Boring subject lines lead to deleted emails and misleading ones will annoy your customers, which is never a good idea. This makes writing email subject lines a bit of an art form and it’s not easy to get right.
It’s actually easier to explain what not to do than to demonstrate how to do it right, so let’s start with that.
There are a number of words that immediately put people off because they feel like they are about to be sold to or asked for money. So words such as Donate, Give, Buy, Charity, Join and Assistance all start off on the wrong footing. There are other words that don’t put people off but don’t encourage them to read warmly either, such as Confirm, Social and Invite.
Another thing people don’t like is to be shouted at, or reminded they are being a bit silly. So avoid capitals, bold and exclamation marks. And don’t say Last Chance! A bit surprising that one perhaps, it seems to be because people don’t like being reminded of something you will already have told them about. Maybe they didn’t want to buy first time round so telling them it’s their last chance does not endear you to them.
Long subject lines are also not well received. Many people read their emails on their phone which doesn’t leave many characters with which to communicate a message. The optimum amount is up to 15 characters with an absolute maximum of 30.
Personalisation can also be tricky. Some people like seeing their name, others already know who they are so don’t need to be told. The big danger here is getting the details wrong. I often receive emails which have a username rather than my first name, which looks plain daft. Some households also have a communal email address so it’s really easy to get it wrong. Unless you have complete confidence in the quality of your database, my advice is to steer clear of personalisation in the subject line.
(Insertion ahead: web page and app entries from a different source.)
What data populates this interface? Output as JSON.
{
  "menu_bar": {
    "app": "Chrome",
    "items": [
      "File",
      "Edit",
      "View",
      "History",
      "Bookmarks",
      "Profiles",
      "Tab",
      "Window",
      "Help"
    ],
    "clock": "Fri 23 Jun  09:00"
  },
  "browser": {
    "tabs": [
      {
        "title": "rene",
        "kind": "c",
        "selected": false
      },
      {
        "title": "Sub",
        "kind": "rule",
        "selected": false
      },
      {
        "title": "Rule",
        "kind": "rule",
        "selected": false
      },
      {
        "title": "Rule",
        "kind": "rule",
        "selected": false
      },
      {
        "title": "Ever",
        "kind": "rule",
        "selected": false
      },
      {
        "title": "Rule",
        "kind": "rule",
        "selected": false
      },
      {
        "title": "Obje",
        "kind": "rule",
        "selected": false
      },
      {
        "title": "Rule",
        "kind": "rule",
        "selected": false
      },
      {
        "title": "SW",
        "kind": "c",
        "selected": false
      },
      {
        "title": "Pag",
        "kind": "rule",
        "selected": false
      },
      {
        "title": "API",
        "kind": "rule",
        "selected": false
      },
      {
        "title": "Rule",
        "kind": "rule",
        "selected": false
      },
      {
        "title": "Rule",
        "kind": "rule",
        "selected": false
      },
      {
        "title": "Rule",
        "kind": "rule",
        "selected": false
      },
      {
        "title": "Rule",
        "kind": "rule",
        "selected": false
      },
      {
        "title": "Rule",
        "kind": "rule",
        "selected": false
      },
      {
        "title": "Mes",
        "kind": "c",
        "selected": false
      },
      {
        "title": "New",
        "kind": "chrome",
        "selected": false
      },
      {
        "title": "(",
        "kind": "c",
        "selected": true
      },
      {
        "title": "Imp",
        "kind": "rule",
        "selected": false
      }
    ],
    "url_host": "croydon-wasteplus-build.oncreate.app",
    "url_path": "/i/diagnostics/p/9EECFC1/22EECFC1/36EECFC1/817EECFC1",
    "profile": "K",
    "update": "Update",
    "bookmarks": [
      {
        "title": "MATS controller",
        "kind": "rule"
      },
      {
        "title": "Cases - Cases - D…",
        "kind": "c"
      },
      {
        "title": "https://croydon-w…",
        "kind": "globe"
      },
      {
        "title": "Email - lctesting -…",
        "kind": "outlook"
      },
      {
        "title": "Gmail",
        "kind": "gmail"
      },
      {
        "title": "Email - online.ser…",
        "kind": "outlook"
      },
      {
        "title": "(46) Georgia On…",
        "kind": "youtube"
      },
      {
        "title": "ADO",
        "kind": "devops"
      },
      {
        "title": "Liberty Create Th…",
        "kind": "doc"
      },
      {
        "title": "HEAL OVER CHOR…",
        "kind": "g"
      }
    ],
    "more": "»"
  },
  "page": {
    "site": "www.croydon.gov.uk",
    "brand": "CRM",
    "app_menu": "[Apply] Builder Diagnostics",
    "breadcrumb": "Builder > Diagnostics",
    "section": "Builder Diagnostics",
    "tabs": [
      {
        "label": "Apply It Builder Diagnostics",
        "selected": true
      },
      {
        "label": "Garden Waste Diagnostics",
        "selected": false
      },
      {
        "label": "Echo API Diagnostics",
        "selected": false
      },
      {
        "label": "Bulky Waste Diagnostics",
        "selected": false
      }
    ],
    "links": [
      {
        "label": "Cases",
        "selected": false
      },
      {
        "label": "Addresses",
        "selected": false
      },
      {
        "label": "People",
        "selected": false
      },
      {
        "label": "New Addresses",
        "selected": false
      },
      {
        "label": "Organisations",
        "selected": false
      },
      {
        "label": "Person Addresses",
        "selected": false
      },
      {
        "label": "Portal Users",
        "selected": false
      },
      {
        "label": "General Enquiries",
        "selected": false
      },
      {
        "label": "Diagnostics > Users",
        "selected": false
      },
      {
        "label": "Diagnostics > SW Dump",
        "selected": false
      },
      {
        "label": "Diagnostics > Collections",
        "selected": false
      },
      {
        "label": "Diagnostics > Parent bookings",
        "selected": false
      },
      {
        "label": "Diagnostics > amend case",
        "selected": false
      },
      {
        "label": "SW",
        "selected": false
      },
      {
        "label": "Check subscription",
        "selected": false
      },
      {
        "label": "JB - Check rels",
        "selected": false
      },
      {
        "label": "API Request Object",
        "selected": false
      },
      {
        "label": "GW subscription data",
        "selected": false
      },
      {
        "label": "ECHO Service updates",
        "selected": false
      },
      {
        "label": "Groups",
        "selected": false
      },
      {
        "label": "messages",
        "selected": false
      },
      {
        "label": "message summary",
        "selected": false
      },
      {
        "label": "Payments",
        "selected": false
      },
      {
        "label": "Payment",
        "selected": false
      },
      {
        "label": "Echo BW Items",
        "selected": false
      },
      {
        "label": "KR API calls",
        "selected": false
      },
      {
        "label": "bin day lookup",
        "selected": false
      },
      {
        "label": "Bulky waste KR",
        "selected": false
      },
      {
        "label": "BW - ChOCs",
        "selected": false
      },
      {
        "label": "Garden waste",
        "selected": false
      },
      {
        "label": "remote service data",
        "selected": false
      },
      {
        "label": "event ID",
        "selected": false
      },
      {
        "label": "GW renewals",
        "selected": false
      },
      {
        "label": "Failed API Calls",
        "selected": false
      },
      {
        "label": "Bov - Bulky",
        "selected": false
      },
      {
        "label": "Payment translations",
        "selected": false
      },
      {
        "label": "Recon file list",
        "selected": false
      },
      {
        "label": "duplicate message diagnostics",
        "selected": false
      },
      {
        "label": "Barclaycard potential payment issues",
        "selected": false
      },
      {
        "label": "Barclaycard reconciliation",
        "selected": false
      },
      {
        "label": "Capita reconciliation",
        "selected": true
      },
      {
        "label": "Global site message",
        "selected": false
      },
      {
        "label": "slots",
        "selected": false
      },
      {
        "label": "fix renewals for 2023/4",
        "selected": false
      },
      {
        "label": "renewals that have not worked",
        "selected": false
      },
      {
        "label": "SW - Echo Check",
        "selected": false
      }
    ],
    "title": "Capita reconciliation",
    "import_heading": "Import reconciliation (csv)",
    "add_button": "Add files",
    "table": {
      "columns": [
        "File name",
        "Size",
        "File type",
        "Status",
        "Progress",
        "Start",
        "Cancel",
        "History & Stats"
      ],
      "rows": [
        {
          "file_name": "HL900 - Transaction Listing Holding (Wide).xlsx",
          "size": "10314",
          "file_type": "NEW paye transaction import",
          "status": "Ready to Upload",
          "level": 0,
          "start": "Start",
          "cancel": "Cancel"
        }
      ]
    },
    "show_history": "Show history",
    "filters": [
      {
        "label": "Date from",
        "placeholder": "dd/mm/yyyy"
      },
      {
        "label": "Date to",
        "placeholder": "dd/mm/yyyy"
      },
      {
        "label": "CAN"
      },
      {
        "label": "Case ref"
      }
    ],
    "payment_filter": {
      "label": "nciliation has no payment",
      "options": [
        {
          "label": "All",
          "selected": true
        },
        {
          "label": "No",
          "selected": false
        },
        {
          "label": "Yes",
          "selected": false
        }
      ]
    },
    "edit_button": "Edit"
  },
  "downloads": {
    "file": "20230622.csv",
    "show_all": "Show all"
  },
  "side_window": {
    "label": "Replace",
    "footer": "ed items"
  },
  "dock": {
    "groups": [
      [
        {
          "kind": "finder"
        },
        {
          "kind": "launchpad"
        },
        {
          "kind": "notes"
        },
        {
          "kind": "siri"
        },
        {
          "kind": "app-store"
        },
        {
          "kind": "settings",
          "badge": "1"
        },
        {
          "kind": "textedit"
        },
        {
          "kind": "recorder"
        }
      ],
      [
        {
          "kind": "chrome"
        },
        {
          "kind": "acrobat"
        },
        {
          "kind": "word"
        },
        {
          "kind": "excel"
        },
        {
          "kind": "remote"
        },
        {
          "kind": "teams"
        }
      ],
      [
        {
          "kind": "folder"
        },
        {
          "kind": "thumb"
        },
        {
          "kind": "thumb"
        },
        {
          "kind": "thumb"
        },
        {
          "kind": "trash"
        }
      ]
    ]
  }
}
By all means tailor the content of your emails to different customer requirements, but be careful of the personal details you include.
Finally, avoid obvious spam phrases as these will send your email straight to the spam filter and may get you blacklisted. Spam phrases include words such as Free and anything remotely adult, such as Longer-lasting. Details of how to avoid being classed as a spammer will be given in a future blog posting.
So what does make a good subject line? Honest, clear, short and succinct, basically. ‘New offers’ is fine, as is ‘Latest News’. Bulletin and Video also seem to work well.
But the best approach to ensuring your emails get opened is actually very simple; only send things to people that they would actually like to receive and tell them what it is they’re getting. If they like you and what you offer, they’ll open it. If you trick them they might open it – but only once.